Stories are voices from the heart. E+S uses stories as an engaging tool to inspire people, unite them, and transfer knowledge to new audiences.


I know. It would be asking too much for the young talents at Envisioning + Storytelling to understand the actual culture of this place – men working the copper mines on Cullowhee Mountain, berry-picking youngsters spooked by the glimpse of a panther, an old man who remembers digging ‘sang with his grandfather.


But times change. Places change. People change.


Our stories will be forgotten. And in their place, Cullowhee Mountain’s folklore of the future might include some tale of a miraculous shot from the bunker on the 11th hole.


Who’s to say we’re not the richer for it? Certainly, Envisioning + Storytelling is…


Now that I’ve vented, we can return to the original subject of this story, the legendary Smoke Hole located somewhere near Tuckasegee. A couple of days ago, I found directions to the site, as recorded seventy years ago. To get there, head south out of Cullowhee on NC 107 until you reach Tuckaseigee. Then:
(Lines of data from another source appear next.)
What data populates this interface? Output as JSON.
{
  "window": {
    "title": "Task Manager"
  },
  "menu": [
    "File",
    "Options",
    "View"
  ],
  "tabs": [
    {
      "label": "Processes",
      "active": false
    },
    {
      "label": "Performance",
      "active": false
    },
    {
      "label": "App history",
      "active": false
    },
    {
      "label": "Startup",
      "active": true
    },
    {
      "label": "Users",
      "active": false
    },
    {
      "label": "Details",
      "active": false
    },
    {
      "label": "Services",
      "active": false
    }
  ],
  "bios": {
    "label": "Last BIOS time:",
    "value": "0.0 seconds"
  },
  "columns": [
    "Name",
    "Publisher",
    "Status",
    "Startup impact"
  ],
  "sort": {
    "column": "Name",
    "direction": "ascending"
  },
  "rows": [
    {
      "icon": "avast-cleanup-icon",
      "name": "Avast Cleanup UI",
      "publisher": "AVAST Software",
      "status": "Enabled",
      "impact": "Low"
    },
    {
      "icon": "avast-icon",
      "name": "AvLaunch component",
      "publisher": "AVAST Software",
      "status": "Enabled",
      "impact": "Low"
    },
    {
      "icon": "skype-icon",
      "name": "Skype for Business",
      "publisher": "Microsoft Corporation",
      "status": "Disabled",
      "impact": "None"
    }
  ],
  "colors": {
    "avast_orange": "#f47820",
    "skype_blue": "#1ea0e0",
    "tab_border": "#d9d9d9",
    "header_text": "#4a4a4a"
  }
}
Right from Tuckaseigee on a logging trail to the Smoke Hole, 3.5 miles, where passersby often warm their hands in the vapor which arises when the temperature is low. The Cherokee explain this as the smoke from the town house of the Nunnehi, immortals who dwell beneath the mountains and the rivers.


Okay, okay, so this might not be a fumarole in the technical sense of the word, but I still think it’s pretty danged amazing. So what if magma is NOT the source of those vapors? For sheer intrigue, I’d take the Nunnehi over magma any day of the week.


The Nunnehi, in case you’ve not been reading your local blogs, are a race of invisible spirit people. They had many townhouses, especially on the mountain balds, and were quite fond of music and dance. Hunters in the mountains would often hear dance songs and drum beats from invisible townhouses. But when the hunters went toward the sound, it would shift about, and they would hear it behind them or in some other direction, so they could never find the place where the dance was.


After reading the directions to the Smoke Hole, I wasted no time pulling out my maps to find where it might be. Soon, I was saddened by what I saw. It seemed all too likely that the Fumarole of Tuckasegee, the Smoke Hole, the townhouse of the Nunnehi, might be located on the Legasus property! And the only holes in the ground that Legasus wants people to gather around are the ones in the middle of the putting greens carved into Cullowhee Mountain.


Smoke Hole?? Nunnehi??? Bring on the bulldozers!


And that saddens me. But I try to look on the bright side.


Those Legasus developers are so sure of themselves…so certain that they’re above any accountability to our community…or to any human authority (with the possible exception of a car full of wise guys from Hackensack, New Jersey wearing fedoras and trench coats). But should they have the arrogance to bulldoze away the Smoke Hole, they might find that they’ve gone too far. They might pay dearly for their folly.


Let me put it like this:


I would not want to be the one to destroy the Tuckasegee townhouse of the Nunnehi.


That, my friend, is asking for trouble.

[I’ve been reminded to remind you that if you haven’t read this past week’s Smoky Mountain News, you should check out Agencies Oppose New Golf Course Dam at Balsam Mountain Preserve. It’s a real eye-opener on the extent of the environmental disaster at BMP. The aftermath from that incident suggests just what our community can expect from the impending desecration of Cullowhee Mountain. And it ain’t pretty.]

2 comments:

Rhapsody said...

I was doing research on Cherokee folktales concerning the Nunnehi, when I stumbled on this entry. I saw the entry was from 2008, now it's 2010, and I'm biting my nails to have an update. Was the Fumerole saved?

GULAHIYI said...

Interesting you should ask! Some long-time residents who used to know the location of the smoke hole haven't been able to find it at present. It was very possibly in the path of some of the work done by Legasus. Without making light of a tragedy, I did state the warning that the developers might be asking for trouble if they messed with it. And a couple of months after I posted this, one of the two major partners in the development died on the property of a sudden heart attack (in his early 50s). Coincidence?Perhaps...